■ Supplied material
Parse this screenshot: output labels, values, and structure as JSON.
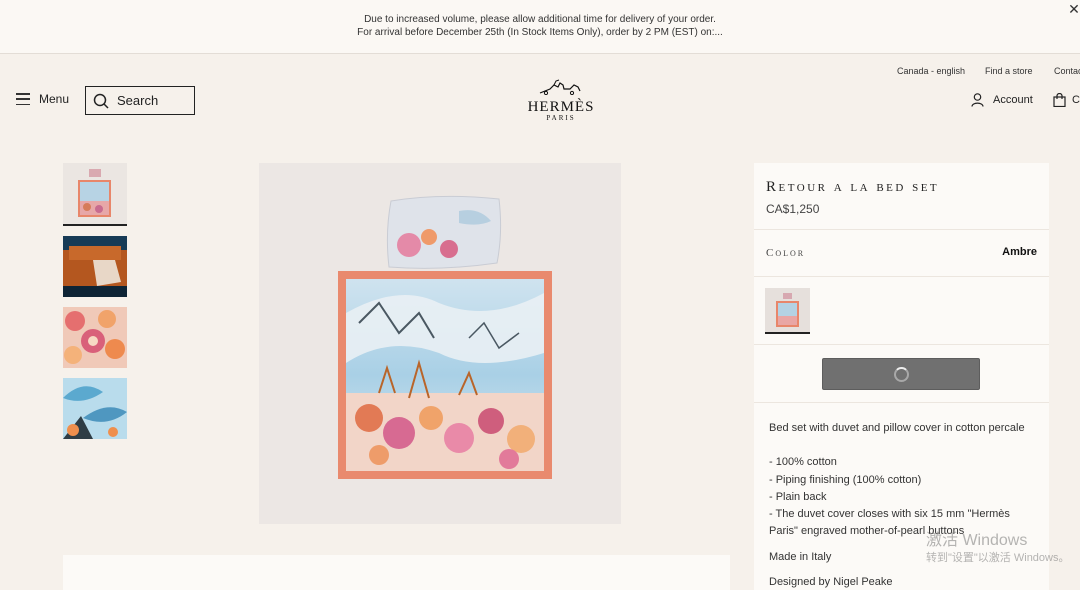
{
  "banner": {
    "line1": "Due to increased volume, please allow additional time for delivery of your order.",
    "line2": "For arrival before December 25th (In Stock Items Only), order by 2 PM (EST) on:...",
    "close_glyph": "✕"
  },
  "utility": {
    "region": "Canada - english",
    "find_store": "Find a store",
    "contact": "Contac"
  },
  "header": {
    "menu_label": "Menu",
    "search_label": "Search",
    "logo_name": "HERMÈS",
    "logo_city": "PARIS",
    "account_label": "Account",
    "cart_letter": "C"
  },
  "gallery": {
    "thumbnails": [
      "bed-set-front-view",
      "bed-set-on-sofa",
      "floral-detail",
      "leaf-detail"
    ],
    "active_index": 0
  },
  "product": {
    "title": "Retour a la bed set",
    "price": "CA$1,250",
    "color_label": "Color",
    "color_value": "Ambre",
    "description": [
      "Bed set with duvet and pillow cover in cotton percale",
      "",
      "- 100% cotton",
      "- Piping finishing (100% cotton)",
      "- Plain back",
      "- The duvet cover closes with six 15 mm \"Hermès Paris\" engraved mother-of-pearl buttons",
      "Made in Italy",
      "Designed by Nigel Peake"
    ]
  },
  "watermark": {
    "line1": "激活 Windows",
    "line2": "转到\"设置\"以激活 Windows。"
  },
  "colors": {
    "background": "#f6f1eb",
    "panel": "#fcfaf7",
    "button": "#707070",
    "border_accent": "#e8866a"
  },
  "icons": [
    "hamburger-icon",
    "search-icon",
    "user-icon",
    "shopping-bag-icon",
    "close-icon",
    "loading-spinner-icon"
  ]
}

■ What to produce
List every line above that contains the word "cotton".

■ Result of this task
      "Bed set with duvet and pillow cover in cotton percale",
      "- 100% cotton",
      "- Piping finishing (100% cotton)",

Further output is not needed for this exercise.